Der Vasken's Sermon on September 17, 2017

Sep 19, 2017

In the name of the Father and of the Son and of the Holy Spirit.

"You mean you're going to fill all those buckets and ship them to Florida?"

Today is one of the five major feast days of the calendar year called the Feast of the Exaltation of the Holy Cross.  And so I want to tell you about a man I met the other day.  This man's name is Joe.  Joe works at a nearby Home Depot.  He, in fact, is the manager of the store.  Last Tuesday evening Yeretzgin and I went there to fulfill a goal of sending ten buckets filled with supplies to the hurricane-affected areas of Florida and Houston.  These supplies will help clean up the mold from all the water damage that left countless tens of thousands of people unable to re-enter their homes.  You'll hear a little bit more about this in the hall later today.

We went up and down aisle after aisle at this Home Depot and we filled our cart with buckets and sponges, gloves and cleaning supplies from every aisle of the store in search of what was needed, but one item we couldn't find. And so we asked for help behind the Customer Service Desk.  And the man we asked happened to be the store manager.  And when he helped us find our last item, he asked us what we needed so many of each item for?  "We're from a church," we said, "and we want to help"...and we went on to explain that there have been churches all across America doing this exact same thing and to date, 100,000 buckets like these have been sent to the South.  And we want to do our part. Joe was captivated.  He stood there taking it all in and as we were about to leave, he turned to us and said, "Listen, when you go to the check-out counter, tell them that Joe said to give you a 20% discount.  That's the least we can do and guys," he said, "thanks for doing this."  
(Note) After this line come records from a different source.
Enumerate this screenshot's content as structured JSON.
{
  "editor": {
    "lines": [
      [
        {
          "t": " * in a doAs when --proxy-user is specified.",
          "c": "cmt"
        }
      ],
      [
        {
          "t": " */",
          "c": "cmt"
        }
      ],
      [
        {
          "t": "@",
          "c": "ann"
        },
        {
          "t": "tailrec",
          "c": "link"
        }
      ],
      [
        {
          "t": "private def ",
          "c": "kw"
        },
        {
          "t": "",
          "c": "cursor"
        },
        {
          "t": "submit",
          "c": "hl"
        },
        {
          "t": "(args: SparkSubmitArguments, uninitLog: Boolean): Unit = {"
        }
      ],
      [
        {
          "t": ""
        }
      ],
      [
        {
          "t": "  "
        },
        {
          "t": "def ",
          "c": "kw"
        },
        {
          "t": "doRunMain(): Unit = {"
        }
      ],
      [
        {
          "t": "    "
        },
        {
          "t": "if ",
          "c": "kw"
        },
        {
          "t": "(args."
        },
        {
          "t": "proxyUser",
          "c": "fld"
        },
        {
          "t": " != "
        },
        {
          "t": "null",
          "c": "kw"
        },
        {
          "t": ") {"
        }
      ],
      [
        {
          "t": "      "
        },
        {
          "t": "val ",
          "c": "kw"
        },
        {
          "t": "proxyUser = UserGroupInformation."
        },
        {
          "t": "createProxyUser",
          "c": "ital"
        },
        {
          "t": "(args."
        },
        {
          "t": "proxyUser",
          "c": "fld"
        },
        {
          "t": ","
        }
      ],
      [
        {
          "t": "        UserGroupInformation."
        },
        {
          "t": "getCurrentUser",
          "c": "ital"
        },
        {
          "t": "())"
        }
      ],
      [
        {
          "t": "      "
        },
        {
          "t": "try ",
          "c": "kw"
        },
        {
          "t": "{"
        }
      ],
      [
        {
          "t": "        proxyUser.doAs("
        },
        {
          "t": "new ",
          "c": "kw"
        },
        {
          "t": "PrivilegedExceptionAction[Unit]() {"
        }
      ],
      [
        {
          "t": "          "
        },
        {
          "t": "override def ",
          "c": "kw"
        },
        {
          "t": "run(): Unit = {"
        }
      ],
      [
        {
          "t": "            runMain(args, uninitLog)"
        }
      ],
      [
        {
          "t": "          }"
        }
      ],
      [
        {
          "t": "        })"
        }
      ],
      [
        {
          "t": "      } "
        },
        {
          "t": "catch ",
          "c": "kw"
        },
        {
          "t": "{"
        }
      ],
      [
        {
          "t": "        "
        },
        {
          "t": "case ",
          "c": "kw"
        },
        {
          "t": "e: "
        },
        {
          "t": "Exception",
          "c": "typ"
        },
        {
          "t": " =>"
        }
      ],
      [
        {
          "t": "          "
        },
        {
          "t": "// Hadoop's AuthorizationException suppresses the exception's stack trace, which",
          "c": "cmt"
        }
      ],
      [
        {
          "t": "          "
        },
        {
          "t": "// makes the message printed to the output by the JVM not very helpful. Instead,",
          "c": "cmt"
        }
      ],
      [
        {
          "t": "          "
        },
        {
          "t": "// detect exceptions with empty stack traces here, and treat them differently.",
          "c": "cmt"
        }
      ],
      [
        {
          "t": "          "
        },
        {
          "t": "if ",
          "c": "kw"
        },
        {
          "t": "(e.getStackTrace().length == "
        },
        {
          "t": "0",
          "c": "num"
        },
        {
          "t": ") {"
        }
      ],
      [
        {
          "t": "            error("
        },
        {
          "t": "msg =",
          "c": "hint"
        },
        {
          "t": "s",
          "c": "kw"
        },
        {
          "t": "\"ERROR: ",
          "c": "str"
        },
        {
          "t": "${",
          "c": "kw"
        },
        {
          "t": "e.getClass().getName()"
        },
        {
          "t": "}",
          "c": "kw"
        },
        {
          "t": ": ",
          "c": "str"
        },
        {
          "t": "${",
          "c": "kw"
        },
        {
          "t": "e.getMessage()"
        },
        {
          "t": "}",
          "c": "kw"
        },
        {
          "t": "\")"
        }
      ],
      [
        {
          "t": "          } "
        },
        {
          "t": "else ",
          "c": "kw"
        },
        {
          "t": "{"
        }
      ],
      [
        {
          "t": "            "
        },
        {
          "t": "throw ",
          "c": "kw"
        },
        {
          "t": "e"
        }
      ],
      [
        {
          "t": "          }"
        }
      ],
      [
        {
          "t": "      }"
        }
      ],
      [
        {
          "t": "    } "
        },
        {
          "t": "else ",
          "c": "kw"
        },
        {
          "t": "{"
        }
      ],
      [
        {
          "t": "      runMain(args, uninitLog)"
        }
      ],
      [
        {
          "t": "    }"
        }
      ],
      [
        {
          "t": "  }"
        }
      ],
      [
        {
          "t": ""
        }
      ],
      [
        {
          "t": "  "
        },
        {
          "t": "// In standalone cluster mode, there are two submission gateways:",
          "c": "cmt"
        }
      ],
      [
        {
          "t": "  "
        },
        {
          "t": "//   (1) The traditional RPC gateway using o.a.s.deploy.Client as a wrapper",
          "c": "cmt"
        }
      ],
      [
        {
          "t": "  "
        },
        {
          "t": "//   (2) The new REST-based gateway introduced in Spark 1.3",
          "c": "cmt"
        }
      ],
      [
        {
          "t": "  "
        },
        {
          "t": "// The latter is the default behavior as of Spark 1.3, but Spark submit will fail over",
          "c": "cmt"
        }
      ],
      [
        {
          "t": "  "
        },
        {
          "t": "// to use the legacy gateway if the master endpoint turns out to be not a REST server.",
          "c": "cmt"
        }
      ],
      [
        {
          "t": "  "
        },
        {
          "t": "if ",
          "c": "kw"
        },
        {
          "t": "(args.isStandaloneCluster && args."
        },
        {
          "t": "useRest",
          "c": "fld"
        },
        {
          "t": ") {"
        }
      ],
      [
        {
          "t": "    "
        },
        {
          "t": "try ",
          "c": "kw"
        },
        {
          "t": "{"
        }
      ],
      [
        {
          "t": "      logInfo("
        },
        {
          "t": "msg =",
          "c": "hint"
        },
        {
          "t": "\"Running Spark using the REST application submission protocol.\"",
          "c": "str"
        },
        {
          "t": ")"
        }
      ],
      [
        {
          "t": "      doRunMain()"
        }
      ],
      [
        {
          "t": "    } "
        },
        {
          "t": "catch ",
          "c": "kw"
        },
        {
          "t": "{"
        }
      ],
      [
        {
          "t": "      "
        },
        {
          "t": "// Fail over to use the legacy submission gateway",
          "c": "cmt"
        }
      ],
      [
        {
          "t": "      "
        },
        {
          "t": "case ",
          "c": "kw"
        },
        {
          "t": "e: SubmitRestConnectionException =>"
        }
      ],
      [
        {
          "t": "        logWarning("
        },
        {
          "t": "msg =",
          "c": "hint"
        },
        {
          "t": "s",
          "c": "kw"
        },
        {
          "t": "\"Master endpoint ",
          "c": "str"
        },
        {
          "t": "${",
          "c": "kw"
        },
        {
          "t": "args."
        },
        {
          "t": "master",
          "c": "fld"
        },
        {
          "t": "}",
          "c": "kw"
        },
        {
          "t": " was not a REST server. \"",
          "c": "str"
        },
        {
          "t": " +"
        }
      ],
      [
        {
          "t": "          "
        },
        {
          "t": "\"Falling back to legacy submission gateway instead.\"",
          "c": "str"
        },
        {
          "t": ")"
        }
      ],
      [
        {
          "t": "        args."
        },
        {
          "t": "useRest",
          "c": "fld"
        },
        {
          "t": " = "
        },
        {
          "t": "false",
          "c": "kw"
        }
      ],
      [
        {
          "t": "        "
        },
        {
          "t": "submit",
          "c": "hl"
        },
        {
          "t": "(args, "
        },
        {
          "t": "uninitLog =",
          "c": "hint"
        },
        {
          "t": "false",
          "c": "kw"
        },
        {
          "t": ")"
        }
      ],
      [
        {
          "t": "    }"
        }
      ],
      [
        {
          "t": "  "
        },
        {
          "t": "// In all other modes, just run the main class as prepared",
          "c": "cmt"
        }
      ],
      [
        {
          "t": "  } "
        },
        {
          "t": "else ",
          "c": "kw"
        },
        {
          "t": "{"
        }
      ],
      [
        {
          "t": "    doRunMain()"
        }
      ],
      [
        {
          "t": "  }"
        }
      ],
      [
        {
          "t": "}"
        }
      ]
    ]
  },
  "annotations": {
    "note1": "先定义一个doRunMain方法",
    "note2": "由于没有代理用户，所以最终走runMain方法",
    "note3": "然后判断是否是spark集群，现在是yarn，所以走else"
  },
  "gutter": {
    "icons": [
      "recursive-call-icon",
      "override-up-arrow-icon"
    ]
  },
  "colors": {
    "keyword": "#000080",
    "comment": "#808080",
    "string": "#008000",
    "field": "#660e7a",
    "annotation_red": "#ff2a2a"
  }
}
Today is the Feast of the Holy Cross.  We can draw on this Sunday to ask ourselves what does the cross mean to you and me personally.  And we can draw on this Sunday to have the Cross of Christ lead us down the path He wants us to travel.  Listen to this quote from the Bible: "Then Jesus said to them: 'If anyone wants to follow me, he must first take up his cross and then follow me.'"  Jesus spoke these Words to His disciples but there are many people who hear these Words and get upset.  They don't get charged up.  They get upset.  They get upset because this quote conveys a message many people don't want to hear.  It tells us that we are not the center of the world.  And even though we live in an increasingly "Me centered world," we are not the center of it.  It's upsetting because it tells us that sacrificing our wants for the needs of others is actually a corner stone of the Christian faith and that unsettles some people.  In practical terms, what does it mean for us "to take up our cross" and follow Christ?

I remember participating in a Bible discussion a while back on this very passage of the Bible for a gathering of adults.  And I noticed that their answers were all very similar in tone.  They thought that "taking up our cross" meant

  • Suffering like Christ suffered--physical, painful suffering,
  • Suffering from the ills of this world like cancer or arthritis,
  • Suffering through an unhappy family life,
  • Suffering from being let go from work,
  • Or suffering by going through some financial rough patches.

They thought that Jesus encouraged us to accept these types of suffering with a smile on our face.  But that's not what this quote is about at all.  He was telling His disciples, and all of us, to pick up the cross that was placed on your shoulders and carry it forward.  To pick up the heavy weight that burdens your life and carry it forward and the road to your eternal life will begin to become clear. 

  • It's about doing God's work in this world.
  • It's about caring for God's children in this world.
  • It's suffering by denying your wants for the wants of others.
  • It's suffering by denying your needs for the needs of those around you.

He says it this way: "Whoever loses his life for Me will save it."  In other words, whoever cares for other people and puts their needs before his or her own serves God and will inherit eternal life.  We don't suffer from cancer or have an unhappy family life for Jesus' sake.  Suffering in the Christian sense is much different than that.  To "take up our cross" and follow Christ means to follow His example the best we can by reflecting it so completely that we set ourselves apart from the world while living in it and working in it and loving those around us and those who need us.

Living as a reflection of Christ is not easy.  Sometimes it's easier not to be like Him.  Sometimes it's more popular to be just the opposite because the world around us has little value for God or His ways.  "Taking up our cross in life" means living our lives with our faith in the center and denying our plans for God's plans.  And when we take up His cross, we're following Him on the only path that leads to eternal life.

So on this Sunday of the Feast of the Holy Cross, let's remember that we all have obstacles which try to prevent us from discovering the meaning of the cross in our lives and of discovering what God wants us to do in this world.  The Cross of Christ is calling us to find new ways to live out our faith every day in our corner of the world.

  • What stands in your way of "taking up your cross" and following him?
  • And what does your cross in life look like?

"Then Jesus said to them: 'If anyone wants to follow Me, he must deny himself and take up his cross every day and follow me.'"

Amen.